    This option lets Julia consider data about the specific device running the application as untainted and hence trusted. This is false by default
  • trustEnvironment: consider data coming from the running environment as trusted
    This option lets Julia consider data coming from files or properties as untainted and hence trusted. This is true by default
  • trustExternalStreams: consider data coming from external streams as trusted
    This option lets Julia consider data coming from external streams and sockets as untainted and hence trusted. This is true by default
  • trustUserInput: consider data from servlet requests and console as trusted
    This option lets Julia consider data coming from servlet requests and console input as untainted and hence trusted. This is false by default

Annotations understood by this checker

  • none


Description

The PrivacyAndroid checker is dedicated to the analysis of Android applications. Most of the work done by the checker rely on both the Injection checker and the Flow Analysis. In particular the PrivacyAndroidChecker replicates both the behaviours and the capabilities of the Injection checker. The core difference is that it limits the set of sources and sinks to the action sphere of the Android OS. In particular, it considers as sources the information coming from all the methods annotated as @UntrustedDevice (out the Android context the method TelephonyManager.getDeviceId() has no meaning). On the other hand the sinks are all the methods allowing data to leave the device (ex.SmsManager.sendTextMessage(..)).


Examples

Consider the following program:

public class MainActivity extends AppCompatActivity {
    private Button button;
    private EditText text;

    @Override
    protected void onCreate(Bundle savedInstanceState) {
        super.onCreate(savedInstanceState);
        setContentView(R.layout.activity_main);
        button = (Button) this.findViewById(R.id.goToSecond);
        button.setOnClickListener( new View.OnClickListener() {
            @Override
            public void onClick(View v) {
                String writeText=text.getText().toString();
                memorizeText(writeText);
            }
        });
    }

    private void memorizeText(String writeText) {
        try {
            OutputStreamWriter outputStreamWriter = new OutputStreamWriter(this.openFileOutput("StoreMyNotes.txt", Context.MODE_PRIVATE));
            outputStreamWriter.write(writeText);
            outputStreamWriter.close();
        }
        catch (IOException e) {
            Log.d("Err",e.getMessage());
            onBugShake();
        }
    }

    private void onBugShake(){
        TelephonyManager tm =(TelephonyManager)getApplicationContext().getSystemService(Context.TELEPHONY_SERVICE);
        try {
            URL myUrl = new URL("http://www.captureIssues.com/memorize?device="+ Build.DEVICE+"&id="+ tm.getDeviceId()+"&system="+Build.VERSION.SDK_INT);
            URLConnection uc=myUrl.openConnection();
            uc.connect();
        } catch (IOException e) {
            e.printStackTrace();
        }
    }
}

This checker issues the following warnings:

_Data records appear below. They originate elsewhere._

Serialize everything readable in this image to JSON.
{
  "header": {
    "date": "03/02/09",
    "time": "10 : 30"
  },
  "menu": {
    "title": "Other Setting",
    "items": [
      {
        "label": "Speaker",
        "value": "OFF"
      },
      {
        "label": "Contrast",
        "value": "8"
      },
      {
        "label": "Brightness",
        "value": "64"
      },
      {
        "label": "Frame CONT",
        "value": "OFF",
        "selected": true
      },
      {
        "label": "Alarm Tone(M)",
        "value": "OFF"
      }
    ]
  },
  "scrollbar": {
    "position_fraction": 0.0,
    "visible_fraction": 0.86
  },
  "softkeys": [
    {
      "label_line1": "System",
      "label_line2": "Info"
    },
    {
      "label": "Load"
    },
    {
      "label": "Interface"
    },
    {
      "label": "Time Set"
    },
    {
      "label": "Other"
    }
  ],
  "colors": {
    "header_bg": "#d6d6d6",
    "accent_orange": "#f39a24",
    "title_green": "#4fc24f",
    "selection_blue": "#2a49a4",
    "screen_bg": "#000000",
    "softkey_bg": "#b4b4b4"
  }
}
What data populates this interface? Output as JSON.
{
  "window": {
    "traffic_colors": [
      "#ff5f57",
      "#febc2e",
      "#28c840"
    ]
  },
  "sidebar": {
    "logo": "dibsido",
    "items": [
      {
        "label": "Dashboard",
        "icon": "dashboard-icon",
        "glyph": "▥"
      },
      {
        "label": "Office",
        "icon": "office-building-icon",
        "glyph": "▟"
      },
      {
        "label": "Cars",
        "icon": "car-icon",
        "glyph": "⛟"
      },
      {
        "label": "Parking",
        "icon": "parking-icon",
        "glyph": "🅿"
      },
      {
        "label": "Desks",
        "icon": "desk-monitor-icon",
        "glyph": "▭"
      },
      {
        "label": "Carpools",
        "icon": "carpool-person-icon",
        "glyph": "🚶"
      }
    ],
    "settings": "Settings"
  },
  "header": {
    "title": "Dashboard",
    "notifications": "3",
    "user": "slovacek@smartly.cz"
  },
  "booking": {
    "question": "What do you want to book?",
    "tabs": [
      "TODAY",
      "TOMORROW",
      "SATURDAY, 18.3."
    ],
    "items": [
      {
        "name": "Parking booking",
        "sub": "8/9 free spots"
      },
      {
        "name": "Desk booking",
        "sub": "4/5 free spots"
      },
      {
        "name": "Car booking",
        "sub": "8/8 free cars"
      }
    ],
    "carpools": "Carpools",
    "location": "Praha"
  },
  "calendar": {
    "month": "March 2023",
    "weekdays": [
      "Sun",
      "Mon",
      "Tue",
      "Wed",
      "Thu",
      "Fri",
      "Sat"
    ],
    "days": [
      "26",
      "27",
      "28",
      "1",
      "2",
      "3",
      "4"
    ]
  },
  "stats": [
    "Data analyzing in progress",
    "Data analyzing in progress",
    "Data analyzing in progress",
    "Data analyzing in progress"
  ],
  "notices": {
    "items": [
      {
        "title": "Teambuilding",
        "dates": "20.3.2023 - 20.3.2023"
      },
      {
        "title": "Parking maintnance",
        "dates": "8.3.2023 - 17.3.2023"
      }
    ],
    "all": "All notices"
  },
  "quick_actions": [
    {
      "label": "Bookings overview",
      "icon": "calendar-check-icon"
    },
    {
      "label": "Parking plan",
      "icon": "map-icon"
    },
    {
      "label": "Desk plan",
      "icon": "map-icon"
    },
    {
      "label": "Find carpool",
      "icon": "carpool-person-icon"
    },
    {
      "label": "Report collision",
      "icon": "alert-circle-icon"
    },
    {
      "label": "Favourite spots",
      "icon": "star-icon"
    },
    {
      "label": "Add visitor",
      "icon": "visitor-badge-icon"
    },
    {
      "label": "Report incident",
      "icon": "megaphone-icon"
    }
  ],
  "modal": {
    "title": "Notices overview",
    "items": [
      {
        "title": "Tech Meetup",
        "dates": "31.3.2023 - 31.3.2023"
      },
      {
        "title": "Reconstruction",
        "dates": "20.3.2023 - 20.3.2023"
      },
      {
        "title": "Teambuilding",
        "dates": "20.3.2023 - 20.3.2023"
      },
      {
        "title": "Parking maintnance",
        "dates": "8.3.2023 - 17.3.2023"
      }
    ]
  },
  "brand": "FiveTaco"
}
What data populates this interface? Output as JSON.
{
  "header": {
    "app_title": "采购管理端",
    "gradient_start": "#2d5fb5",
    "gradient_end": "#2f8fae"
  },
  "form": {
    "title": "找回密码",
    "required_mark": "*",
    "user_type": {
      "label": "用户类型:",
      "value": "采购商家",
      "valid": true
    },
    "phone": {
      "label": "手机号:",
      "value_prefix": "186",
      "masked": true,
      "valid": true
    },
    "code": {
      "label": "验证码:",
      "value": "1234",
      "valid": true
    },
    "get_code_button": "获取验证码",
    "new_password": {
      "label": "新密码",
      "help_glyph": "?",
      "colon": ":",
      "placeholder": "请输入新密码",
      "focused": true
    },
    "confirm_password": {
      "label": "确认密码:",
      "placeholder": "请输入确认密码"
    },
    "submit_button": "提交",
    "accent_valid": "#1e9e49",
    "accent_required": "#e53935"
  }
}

UrlInjectionAndroid.java:38: [PrivacyAndroid: URLInjectionWarning] possible URL-injection through the 0th actual parameter of init

Let us discuss the motivation of the warning. What happens here is that sensitive information flows into the first parameter of an URL connection. The result is that the web server receives sensitive information of the device. In particular the example reports a sink of the IMEI code of the device. The source of the leak is coming from the method TelephonyManager.getDeviceId() annotated as @UntrustedDevice. At the same line the sink happens. Indeed the constructor (here comes the init) of an URL object receives a parameter that is the string representation of the URL. The parameter is annotated as @UrlTrusted then the warning is the result of tainted data flowing into the constructor parameter. The goal of the Privacy checker is similar to what performs the InjectionChecker. The Privacy checker applies the behaviours and the capabilities of the Injection checker to the Android OS context. Indeed the PrivacyChecker extends Injection, but it overwrites some options parameters. In particular the boolean @UntrustedDevice is the only true by default.